This paper examines whether the mutually-reinforcing roles that international trade, foreign investment, and competition policy play in opening markets to foreign goods, services,.and capital
should be integrated into the General Agreement on Tariffs and Trade-World Trade Organization (GATT-WTO) system through WTO multilateral agreements on investment and competition policy. The primary focus is on WTO agreement on competition policy. The reasons for this focus are fourfold: (1) overall, the issues facing negotiators are far more formidable with regard to a competition policy agreement than with regard to an investment agreement; (2) developing countries have a long-standing objection that they will not consider a multilateral investment agreement without a parallel agreement on competition policy; (3) the Organization for Economic Cooperation Development (OECD) has broken the trail for negotiations on a multilateral investment agreement with the culmination in 1998 of its work on the aborted Multilateral Agreement on Investment; and (4) the WTO's follow-on negotiations on trade in services, which will include market access through a physical presence of foreign services providers, will be a telltale for the prospects of a WTO investment agreement.
Part I examines the trade and competition policy relationship. Part II reviews the investment and competition policy relationship. Part III addresses the wisdom of negotiating multilateral agreements on competition policy and investment under WTO auspices. Part IV argues that multilateralism is no panacea for resolving every cross-border issue that may arise between trading countries. Parts V and VI conclude that existing WTO agreements are adequate to resolve at least some competition policy disputes.
I. THE TRADE AND COMPETITION PoLICY RELATIONSHIP
Although nowhere explicitly stated in any WTO agreement, the guiding economic premise that underlies the entire GATT-WTO system is open or liberal trade.2 Why did open trade become the WTO's desideratum? The answer is short but compelling: by exploiting the law of comparative advantage, liberal trade policies permit the unrestricted cross-border flow of the best goods and services at the lowest prices, thereby increasing total world wealth. Under the law of comparative advantage, resources are allocated efficiently across and within industries in response to competitive pressures from imports. Both of these phenomena lead to product specialization and increased firm size that in turn lowers the unit cost of goods and services.

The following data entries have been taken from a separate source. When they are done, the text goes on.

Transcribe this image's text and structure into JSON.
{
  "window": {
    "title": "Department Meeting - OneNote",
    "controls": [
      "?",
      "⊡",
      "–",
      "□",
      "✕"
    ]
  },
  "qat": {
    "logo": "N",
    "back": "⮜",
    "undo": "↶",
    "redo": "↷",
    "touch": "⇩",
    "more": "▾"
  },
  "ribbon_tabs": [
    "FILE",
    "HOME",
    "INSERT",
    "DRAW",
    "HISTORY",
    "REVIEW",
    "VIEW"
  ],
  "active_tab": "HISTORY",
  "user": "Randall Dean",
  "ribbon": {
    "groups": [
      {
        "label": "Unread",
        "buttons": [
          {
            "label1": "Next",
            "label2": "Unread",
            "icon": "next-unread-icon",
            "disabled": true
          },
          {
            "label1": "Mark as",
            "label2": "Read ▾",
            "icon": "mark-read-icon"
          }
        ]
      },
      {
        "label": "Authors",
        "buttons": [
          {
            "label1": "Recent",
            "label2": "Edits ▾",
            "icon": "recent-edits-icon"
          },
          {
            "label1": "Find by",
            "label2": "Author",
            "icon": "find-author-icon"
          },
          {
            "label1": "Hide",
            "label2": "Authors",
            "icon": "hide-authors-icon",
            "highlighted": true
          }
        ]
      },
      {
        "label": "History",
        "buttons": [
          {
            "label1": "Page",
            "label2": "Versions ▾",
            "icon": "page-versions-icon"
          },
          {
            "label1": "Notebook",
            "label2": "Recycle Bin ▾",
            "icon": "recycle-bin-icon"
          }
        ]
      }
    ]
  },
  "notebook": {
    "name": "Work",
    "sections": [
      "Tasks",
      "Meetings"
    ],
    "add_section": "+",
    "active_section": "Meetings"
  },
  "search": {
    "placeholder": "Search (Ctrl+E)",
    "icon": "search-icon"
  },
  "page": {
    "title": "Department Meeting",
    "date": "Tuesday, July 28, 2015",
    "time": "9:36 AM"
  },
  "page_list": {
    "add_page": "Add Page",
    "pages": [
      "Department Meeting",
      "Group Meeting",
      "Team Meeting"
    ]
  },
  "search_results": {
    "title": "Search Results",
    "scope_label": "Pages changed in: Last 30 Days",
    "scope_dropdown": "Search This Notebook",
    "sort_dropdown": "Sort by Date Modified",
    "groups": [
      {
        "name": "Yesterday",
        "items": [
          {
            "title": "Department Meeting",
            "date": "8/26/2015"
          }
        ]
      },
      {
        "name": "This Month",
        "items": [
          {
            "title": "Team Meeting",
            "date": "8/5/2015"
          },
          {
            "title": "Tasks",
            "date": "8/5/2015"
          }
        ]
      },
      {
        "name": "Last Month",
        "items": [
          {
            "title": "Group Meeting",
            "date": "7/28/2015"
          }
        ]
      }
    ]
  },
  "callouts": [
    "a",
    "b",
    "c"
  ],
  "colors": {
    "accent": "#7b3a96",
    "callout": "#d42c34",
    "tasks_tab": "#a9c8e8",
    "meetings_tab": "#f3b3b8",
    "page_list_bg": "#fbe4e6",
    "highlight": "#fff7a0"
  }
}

The role that multilateral trade rules play in fostering liberal trade manifests itself in two important ways. …